ENTRIES PROVIDED: Begin

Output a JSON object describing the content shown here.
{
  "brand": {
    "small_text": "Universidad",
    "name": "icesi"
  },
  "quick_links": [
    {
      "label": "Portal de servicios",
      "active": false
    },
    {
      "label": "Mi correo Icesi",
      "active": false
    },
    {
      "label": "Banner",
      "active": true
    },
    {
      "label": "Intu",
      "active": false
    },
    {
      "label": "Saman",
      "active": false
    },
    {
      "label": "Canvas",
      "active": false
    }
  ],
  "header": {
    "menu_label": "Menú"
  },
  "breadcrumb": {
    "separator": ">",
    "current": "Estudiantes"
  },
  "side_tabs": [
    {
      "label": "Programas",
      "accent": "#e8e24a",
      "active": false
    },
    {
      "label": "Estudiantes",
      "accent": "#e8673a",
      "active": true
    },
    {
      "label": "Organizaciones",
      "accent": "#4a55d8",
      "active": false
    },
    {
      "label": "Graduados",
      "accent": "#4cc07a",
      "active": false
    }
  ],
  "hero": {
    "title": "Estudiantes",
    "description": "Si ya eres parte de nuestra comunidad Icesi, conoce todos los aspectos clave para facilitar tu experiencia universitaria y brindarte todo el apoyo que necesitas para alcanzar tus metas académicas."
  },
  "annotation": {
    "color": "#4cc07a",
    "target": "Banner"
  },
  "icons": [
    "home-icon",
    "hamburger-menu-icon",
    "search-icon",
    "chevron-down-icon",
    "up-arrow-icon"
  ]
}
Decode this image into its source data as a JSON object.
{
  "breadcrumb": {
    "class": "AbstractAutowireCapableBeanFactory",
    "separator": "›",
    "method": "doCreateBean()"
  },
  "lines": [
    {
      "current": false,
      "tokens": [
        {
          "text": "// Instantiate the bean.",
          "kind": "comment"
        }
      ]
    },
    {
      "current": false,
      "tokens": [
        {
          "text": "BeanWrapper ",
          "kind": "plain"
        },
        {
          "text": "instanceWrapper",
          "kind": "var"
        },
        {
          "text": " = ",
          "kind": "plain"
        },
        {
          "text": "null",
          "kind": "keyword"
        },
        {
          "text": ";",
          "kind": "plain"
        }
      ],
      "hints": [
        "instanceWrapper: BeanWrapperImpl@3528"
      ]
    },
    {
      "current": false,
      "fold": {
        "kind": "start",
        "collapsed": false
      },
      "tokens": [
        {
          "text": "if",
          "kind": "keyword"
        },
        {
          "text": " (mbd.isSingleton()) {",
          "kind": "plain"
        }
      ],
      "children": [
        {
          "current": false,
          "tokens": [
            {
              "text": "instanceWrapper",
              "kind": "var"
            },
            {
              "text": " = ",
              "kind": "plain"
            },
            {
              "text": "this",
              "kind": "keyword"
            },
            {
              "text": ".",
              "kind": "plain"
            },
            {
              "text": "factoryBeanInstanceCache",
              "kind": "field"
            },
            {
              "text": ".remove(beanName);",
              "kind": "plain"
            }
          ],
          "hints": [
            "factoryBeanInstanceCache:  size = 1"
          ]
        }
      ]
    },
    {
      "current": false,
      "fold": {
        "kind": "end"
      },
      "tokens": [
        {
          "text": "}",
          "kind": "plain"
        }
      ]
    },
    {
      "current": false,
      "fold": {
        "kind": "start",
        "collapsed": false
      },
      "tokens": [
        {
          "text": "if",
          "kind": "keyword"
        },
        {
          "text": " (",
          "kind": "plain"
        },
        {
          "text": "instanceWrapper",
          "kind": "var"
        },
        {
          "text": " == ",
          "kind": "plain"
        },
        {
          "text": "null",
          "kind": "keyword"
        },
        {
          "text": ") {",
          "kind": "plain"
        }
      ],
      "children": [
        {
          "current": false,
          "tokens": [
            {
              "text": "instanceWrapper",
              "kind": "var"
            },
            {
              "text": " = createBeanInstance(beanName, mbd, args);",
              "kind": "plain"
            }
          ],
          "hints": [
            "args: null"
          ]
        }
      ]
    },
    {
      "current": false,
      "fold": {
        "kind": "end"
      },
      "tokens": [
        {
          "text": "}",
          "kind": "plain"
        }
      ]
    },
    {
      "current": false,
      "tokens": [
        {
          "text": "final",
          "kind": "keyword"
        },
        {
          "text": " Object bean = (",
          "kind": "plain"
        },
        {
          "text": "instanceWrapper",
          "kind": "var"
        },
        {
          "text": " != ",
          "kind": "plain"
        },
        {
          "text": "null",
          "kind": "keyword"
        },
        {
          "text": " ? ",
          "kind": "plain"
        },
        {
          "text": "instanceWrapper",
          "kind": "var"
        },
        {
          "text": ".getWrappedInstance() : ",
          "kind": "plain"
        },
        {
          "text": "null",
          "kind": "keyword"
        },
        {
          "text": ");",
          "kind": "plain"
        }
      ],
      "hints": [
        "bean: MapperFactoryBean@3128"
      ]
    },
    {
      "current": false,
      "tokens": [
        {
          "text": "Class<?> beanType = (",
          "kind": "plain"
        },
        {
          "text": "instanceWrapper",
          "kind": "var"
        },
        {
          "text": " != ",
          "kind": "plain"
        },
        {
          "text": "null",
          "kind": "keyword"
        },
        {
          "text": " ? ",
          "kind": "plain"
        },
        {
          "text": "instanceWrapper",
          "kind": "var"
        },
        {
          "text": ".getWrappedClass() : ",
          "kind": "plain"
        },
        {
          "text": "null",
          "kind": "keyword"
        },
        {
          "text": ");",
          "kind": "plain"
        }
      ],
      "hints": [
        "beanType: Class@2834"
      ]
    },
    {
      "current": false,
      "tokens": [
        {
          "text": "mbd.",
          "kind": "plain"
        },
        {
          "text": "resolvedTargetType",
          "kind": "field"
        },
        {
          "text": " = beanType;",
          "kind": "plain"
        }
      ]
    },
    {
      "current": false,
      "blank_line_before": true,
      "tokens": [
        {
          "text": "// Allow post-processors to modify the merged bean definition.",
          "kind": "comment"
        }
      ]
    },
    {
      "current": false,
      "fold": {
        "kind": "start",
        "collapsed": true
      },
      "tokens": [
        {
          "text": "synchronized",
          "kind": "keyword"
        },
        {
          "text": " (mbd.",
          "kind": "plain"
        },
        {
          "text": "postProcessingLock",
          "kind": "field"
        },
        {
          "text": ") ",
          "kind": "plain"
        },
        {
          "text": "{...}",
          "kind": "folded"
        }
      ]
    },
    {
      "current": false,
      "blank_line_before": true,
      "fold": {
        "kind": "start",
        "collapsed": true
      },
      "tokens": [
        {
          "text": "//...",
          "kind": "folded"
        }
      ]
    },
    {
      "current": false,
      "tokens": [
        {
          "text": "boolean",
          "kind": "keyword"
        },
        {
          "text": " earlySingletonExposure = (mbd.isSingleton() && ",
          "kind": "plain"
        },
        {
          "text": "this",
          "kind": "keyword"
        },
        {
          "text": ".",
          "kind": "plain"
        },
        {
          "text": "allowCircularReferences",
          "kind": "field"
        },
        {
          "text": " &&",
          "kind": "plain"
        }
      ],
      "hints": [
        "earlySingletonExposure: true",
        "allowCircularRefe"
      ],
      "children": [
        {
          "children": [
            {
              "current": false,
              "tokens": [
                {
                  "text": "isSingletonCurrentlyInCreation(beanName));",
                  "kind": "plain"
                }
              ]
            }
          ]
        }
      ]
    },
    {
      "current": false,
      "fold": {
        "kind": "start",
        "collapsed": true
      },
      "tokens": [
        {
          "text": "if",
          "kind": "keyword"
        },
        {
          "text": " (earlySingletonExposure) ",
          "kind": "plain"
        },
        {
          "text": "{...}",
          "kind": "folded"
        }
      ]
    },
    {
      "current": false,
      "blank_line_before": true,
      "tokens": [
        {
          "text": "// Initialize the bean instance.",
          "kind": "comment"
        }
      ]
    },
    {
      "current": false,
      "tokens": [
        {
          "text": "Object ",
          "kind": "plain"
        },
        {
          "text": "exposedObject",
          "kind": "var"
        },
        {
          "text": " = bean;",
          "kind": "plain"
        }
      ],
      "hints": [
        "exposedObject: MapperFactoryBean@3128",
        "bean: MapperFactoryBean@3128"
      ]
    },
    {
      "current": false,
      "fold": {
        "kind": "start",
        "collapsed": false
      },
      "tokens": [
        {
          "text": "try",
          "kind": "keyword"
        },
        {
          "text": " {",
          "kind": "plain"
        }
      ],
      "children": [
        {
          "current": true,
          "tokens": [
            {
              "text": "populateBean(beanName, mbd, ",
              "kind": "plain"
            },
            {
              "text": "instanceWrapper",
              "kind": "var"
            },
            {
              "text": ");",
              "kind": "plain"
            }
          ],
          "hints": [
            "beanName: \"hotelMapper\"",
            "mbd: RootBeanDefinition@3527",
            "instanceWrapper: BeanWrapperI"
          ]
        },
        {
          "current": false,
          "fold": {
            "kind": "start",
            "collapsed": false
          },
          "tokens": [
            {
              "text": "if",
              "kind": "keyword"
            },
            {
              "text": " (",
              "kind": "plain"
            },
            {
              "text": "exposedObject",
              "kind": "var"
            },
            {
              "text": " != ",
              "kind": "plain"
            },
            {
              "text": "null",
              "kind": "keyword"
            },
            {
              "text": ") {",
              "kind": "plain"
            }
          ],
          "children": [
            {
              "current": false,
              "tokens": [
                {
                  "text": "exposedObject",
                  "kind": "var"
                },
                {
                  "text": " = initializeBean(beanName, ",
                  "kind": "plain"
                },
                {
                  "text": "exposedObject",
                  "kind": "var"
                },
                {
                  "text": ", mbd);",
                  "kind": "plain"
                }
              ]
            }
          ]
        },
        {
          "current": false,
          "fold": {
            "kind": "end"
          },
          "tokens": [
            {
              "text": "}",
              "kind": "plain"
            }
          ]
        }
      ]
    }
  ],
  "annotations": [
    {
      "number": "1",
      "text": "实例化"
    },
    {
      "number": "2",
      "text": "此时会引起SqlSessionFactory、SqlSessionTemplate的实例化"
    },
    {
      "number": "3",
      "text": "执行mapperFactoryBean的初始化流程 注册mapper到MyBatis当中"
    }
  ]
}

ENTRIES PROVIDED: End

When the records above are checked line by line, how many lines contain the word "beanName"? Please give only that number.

6